You can base them upon real requests you've received or just a general theme of things you usually get asked to do that you simply don't want (or need) to do. For example:
"Thank you for your inquiry. Unfortunately, I'm unable to accommodate but I appreciate you thinking of me for the request. Wishing you all the best of luck with your project. Have a great day!"
--can be one of your 'NO' signatures that don't give a specific reason. It simply says no, politely and gracefully and wishes them well. I use this one a lot, and I've never once had someone come back with a note that they were offended, or asking me to reconsider.
Pro Tip: I actually use the Keyboard Shortcuts function on apple to make this action faster. ie:
Open System Preferences > Keyboard > and click “Text Replacement”, which will use a small combo of letters to expand into an entire sentence or paragraph.
Add the shortcut word you want to use into the “Replace” column. Perhaps it’s “Unf” which will expand the text into whatever you enter into the “With” column.
eg. “Replace” unf with “Thank you for your inquiry. Unfortunately, I'm unable to accommodate but I appreciate you thinking of me for the request. Wishing you all the best of luck with your project. Have a great day!”
We'll touch on saying 'yes' to things that you 'have' to do for work, family or friends, and colleagues in the coming days.
Again, telling your boss NO is quite simple, but not easy.
Enduring your peer pressure is quite simple, but not easy.
Protecting your irreplaceable time is quite simple, but not easy.
Staying on your course when everyone tells you to change it is simple, but not easy.
Baby steps. NO takes practice.

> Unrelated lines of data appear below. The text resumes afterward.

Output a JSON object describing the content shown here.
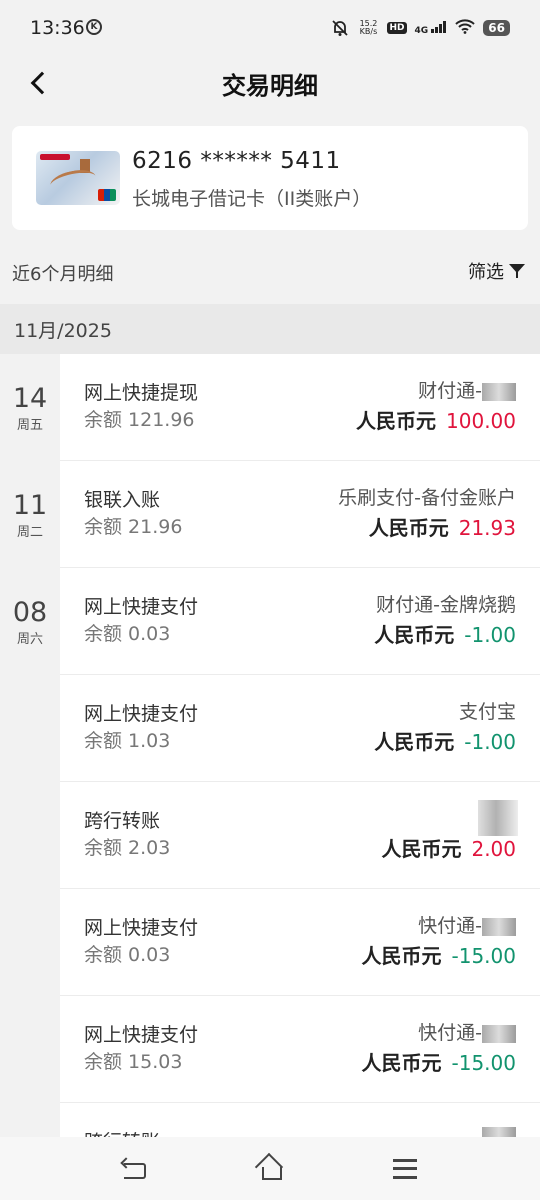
{
  "status_bar": {
    "time": "13:36",
    "speed_value": "15.2",
    "speed_unit": "KB/s",
    "hd": "HD",
    "signal": "4G",
    "battery": "66"
  },
  "nav": {
    "title": "交易明细"
  },
  "card": {
    "number": "6216 ****** 5411",
    "name": "长城电子借记卡（II类账户）"
  },
  "filter": {
    "label": "近6个月明细",
    "button": "筛选"
  },
  "month": "11月/2025",
  "dates": [
    {
      "day": "14",
      "weekday": "周五"
    },
    {
      "day": "11",
      "weekday": "周二"
    },
    {
      "day": "08",
      "weekday": "周六"
    }
  ],
  "balance_label": "余额",
  "currency": "人民币元",
  "transactions": [
    {
      "title": "网上快捷提现",
      "balance": "121.96",
      "counterparty": "财付通-",
      "amount": "100.00",
      "type": "income"
    },
    {
      "title": "银联入账",
      "balance": "21.96",
      "counterparty": "乐刷支付-备付金账户",
      "amount": "21.93",
      "type": "income"
    },
    {
      "title": "网上快捷支付",
      "balance": "0.03",
      "counterparty": "财付通-金牌烧鹅",
      "amount": "-1.00",
      "type": "expense"
    },
    {
      "title": "网上快捷支付",
      "balance": "1.03",
      "counterparty": "支付宝",
      "amount": "-1.00",
      "type": "expense"
    },
    {
      "title": "跨行转账",
      "balance": "2.03",
      "counterparty": "",
      "amount": "2.00",
      "type": "income"
    },
    {
      "title": "网上快捷支付",
      "balance": "0.03",
      "counterparty": "快付通-",
      "amount": "-15.00",
      "type": "expense"
    },
    {
      "title": "网上快捷支付",
      "balance": "15.03",
      "counterparty": "快付通-",
      "amount": "-15.00",
      "type": "expense"
    },
    {
      "title": "跨行转账",
      "balance": "",
      "counterparty": "",
      "amount": "",
      "type": "income"
    }
  ],
  "colors": {
    "income": "#e0143c",
    "expense": "#12936e"
  }
}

Start small, and work your way up.
Tomorrow, we’re going to delve into why you have a compulsion to apologize after saying No, and why it isn’t helping anyone. (Sorry not Sorry.)
–Oliver Burkeman, Four Thousand Weeks
–Greg McKeown, Essentialism
–David Allen, Getting Things Done
–James Clear, The Ivy Lee Method
–Nir Eyal, Indistractible
–Marie Forleo, Ultimate Guide to Saying No